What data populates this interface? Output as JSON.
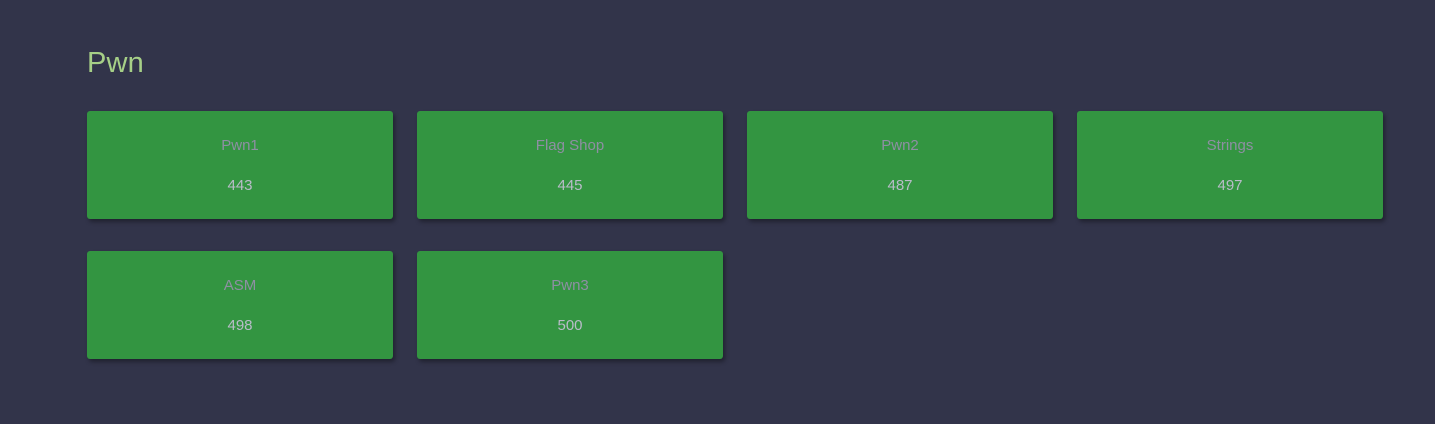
{
  "category": {
    "title": "Pwn",
    "challenges": [
      {
        "name": "Pwn1",
        "points": "443"
      },
      {
        "name": "Flag Shop",
        "points": "445"
      },
      {
        "name": "Pwn2",
        "points": "487"
      },
      {
        "name": "Strings",
        "points": "497"
      },
      {
        "name": "ASM",
        "points": "498"
      },
      {
        "name": "Pwn3",
        "points": "500"
      }
    ]
  },
  "colors": {
    "background": "#32344a",
    "card": "#339541",
    "title": "#a6cf87"
  }
}
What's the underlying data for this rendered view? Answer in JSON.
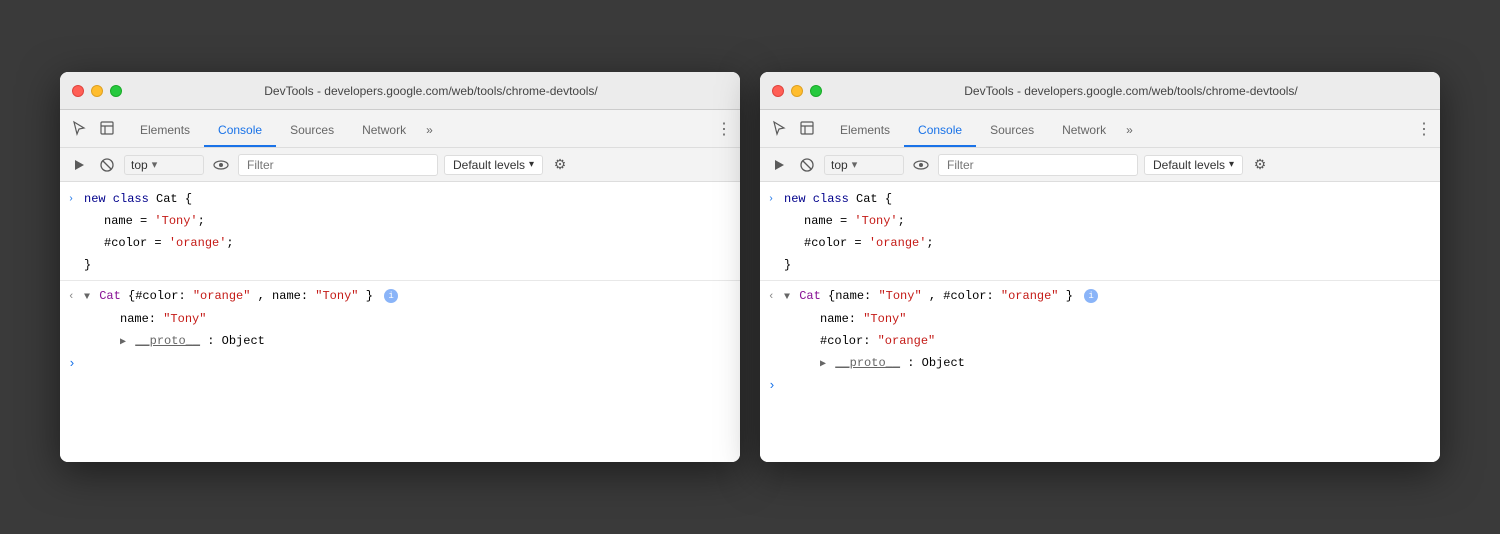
{
  "windows": [
    {
      "id": "window-left",
      "title": "DevTools - developers.google.com/web/tools/chrome-devtools/",
      "tabs": [
        {
          "id": "elements",
          "label": "Elements",
          "active": false
        },
        {
          "id": "console",
          "label": "Console",
          "active": true
        },
        {
          "id": "sources",
          "label": "Sources",
          "active": false
        },
        {
          "id": "network",
          "label": "Network",
          "active": false
        },
        {
          "id": "more",
          "label": "»",
          "active": false
        }
      ],
      "toolbar": {
        "top_value": "top",
        "filter_placeholder": "Filter",
        "default_levels": "Default levels"
      },
      "console_output": [
        {
          "type": "code",
          "icon": ">",
          "lines": [
            {
              "text": "new class Cat {",
              "indent": 0,
              "style": "normal"
            },
            {
              "text": "name = 'Tony';",
              "indent": 1,
              "style": "normal"
            },
            {
              "text": "#color = 'orange';",
              "indent": 1,
              "style": "normal"
            },
            {
              "text": "}",
              "indent": 0,
              "style": "normal"
            }
          ]
        },
        {
          "type": "result",
          "icon": "<",
          "expanded": true,
          "summary": "▼ Cat {#color: \"orange\", name: \"Tony\"}",
          "properties": [
            {
              "key": "name",
              "value": "\"Tony\"",
              "indent": 2
            }
          ],
          "proto": {
            "text": "▶ __proto__: Object",
            "indent": 2
          }
        }
      ],
      "show_color_expanded": false
    },
    {
      "id": "window-right",
      "title": "DevTools - developers.google.com/web/tools/chrome-devtools/",
      "tabs": [
        {
          "id": "elements",
          "label": "Elements",
          "active": false
        },
        {
          "id": "console",
          "label": "Console",
          "active": true
        },
        {
          "id": "sources",
          "label": "Sources",
          "active": false
        },
        {
          "id": "network",
          "label": "Network",
          "active": false
        },
        {
          "id": "more",
          "label": "»",
          "active": false
        }
      ],
      "toolbar": {
        "top_value": "top",
        "filter_placeholder": "Filter",
        "default_levels": "Default levels"
      },
      "show_color_expanded": true
    }
  ],
  "colors": {
    "accent_blue": "#1a73e8",
    "string_red": "#c41a16",
    "keyword_blue": "#00008b",
    "prop_purple": "#871094"
  },
  "icons": {
    "cursor": "⊹",
    "inspect": "◻",
    "clear": "⊘",
    "eye": "◉",
    "chevron_down": "▾",
    "gear": "⚙",
    "more_vert": "⋮"
  }
}
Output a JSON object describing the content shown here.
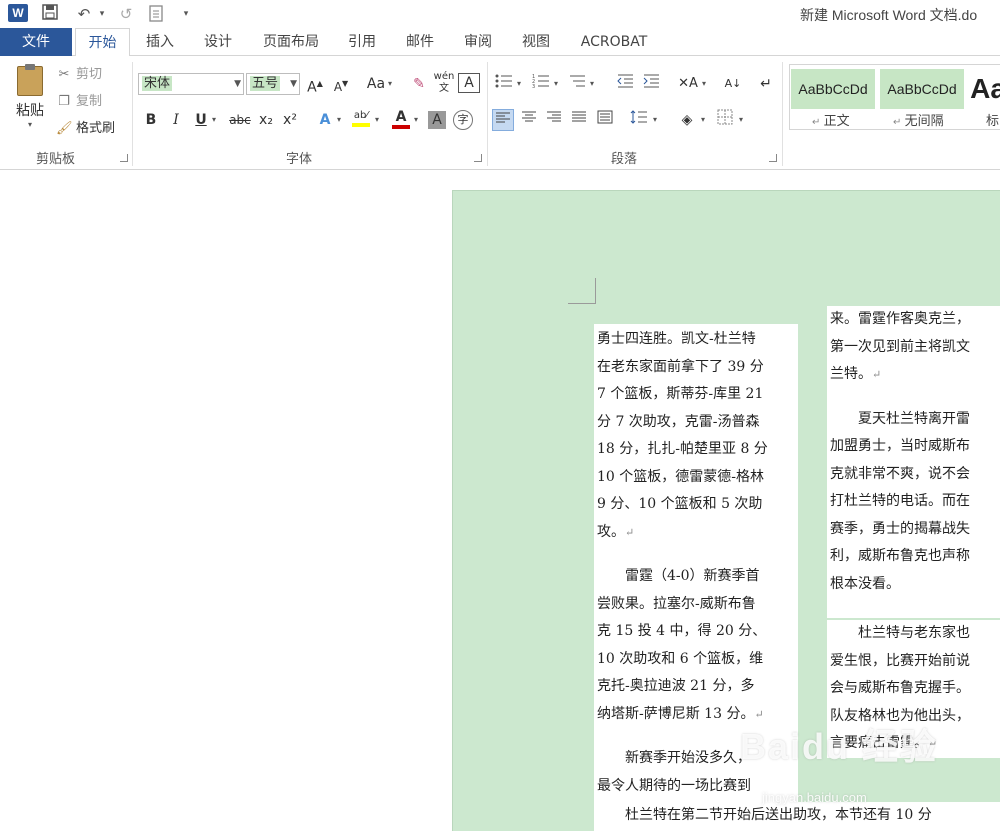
{
  "window": {
    "title": "新建 Microsoft Word 文档.do",
    "logo": "W"
  },
  "qat": {
    "save_icon": "save-icon",
    "undo_icon": "undo-icon",
    "redo_icon": "redo-icon",
    "touch_icon": "touch-mode-icon",
    "customize_icon": "customize-qat-icon"
  },
  "tabs": [
    {
      "label": "文件"
    },
    {
      "label": "开始"
    },
    {
      "label": "插入"
    },
    {
      "label": "设计"
    },
    {
      "label": "页面布局"
    },
    {
      "label": "引用"
    },
    {
      "label": "邮件"
    },
    {
      "label": "审阅"
    },
    {
      "label": "视图"
    },
    {
      "label": "ACROBAT"
    }
  ],
  "clipboard": {
    "paste": "粘贴",
    "cut": "剪切",
    "copy": "复制",
    "format_painter": "格式刷",
    "group": "剪贴板"
  },
  "font": {
    "name": "宋体",
    "size": "五号",
    "group": "字体",
    "bold": "B",
    "italic": "I",
    "underline": "U",
    "strike": "abc",
    "sub": "x₂",
    "sup": "x²",
    "case": "Aa",
    "grow": "A",
    "shrink": "A",
    "font_color": "#cc0000",
    "highlight_color": "#ffff00"
  },
  "paragraph": {
    "group": "段落"
  },
  "styles": [
    {
      "preview": "AaBbCcDd",
      "name": "正文"
    },
    {
      "preview": "AaBbCcDd",
      "name": "无间隔"
    },
    {
      "preview": "Aa",
      "name": "标"
    }
  ],
  "document": {
    "col1": [
      "勇士四连胜。凯文-杜兰特",
      "在老东家面前拿下了 39 分",
      "7 个篮板，斯蒂芬-库里 21",
      "分 7 次助攻，克雷-汤普森",
      "18 分，扎扎-帕楚里亚 8 分",
      "10 个篮板，德雷蒙德-格林",
      "9 分、10 个篮板和 5 次助",
      "攻。",
      "",
      "　　雷霆（4-0）新赛季首",
      "尝败果。拉塞尔-威斯布鲁",
      "克 15 投 4 中，得 20 分、",
      "10 次助攻和 6 个篮板，维",
      "克托-奥拉迪波 21 分，多",
      "纳塔斯-萨博尼斯 13 分。",
      "",
      "　　新赛季开始没多久，",
      "最令人期待的一场比赛到"
    ],
    "col2a": [
      "来。雷霆作客奥克兰，",
      "第一次见到前主将凯文",
      "兰特。",
      "",
      "　　夏天杜兰特离开雷",
      "加盟勇士，当时威斯布",
      "克就非常不爽，说不会",
      "打杜兰特的电话。而在",
      "赛季，勇士的揭幕战失",
      "利，威斯布鲁克也声称",
      "根本没看。"
    ],
    "col2b": [
      "　　杜兰特与老东家也",
      "爱生恨，比赛开始前说",
      "会与威斯布鲁克握手。",
      "队友格林也为他出头，",
      "言要痛击雷霆。"
    ],
    "bottom_line": "　　杜兰特在第二节开始后送出助攻，本节还有 10 分"
  },
  "watermark": {
    "main": "Baidu 经验",
    "sub": "jingyan.baidu.com"
  }
}
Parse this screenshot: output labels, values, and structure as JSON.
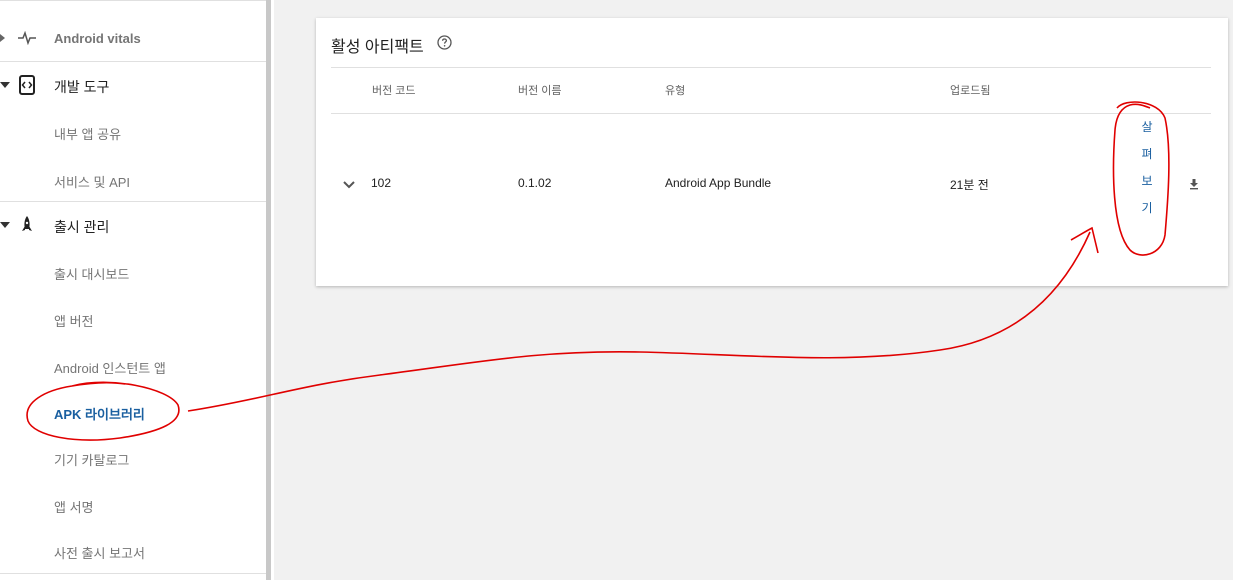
{
  "sidebar": {
    "vitals": {
      "label": "Android vitals",
      "icon": "pulse-icon"
    },
    "dev_tools": {
      "label": "개발 도구",
      "icon": "code-icon",
      "items": [
        {
          "label": "내부 앱 공유"
        },
        {
          "label": "서비스 및 API"
        }
      ]
    },
    "release": {
      "label": "출시 관리",
      "icon": "rocket-icon",
      "items": [
        {
          "label": "출시 대시보드"
        },
        {
          "label": "앱 버전"
        },
        {
          "label": "Android 인스턴트 앱"
        },
        {
          "label": "APK 라이브러리",
          "active": true
        },
        {
          "label": "기기 카탈로그"
        },
        {
          "label": "앱 서명"
        },
        {
          "label": "사전 출시 보고서"
        }
      ]
    }
  },
  "card": {
    "title": "활성 아티팩트",
    "columns": [
      "버전 코드",
      "버전 이름",
      "유형",
      "업로드됨"
    ],
    "rows": [
      {
        "version_code": "102",
        "version_name": "0.1.02",
        "type": "Android App Bundle",
        "uploaded": "21분 전",
        "action_chars": [
          "살",
          "펴",
          "보",
          "기"
        ]
      }
    ]
  },
  "colors": {
    "accent": "#1a5fa0",
    "annotation": "#e00000",
    "background": "#f1f1f1"
  }
}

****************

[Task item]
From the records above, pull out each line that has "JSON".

[Solution for this exercise]
What data populates this interface? Output as JSON.
What's the underlying data for this rendered view? Answer in JSON.
Output a JSON object describing the content shown here.
Parse this screenshot: output labels, values, and structure as JSON.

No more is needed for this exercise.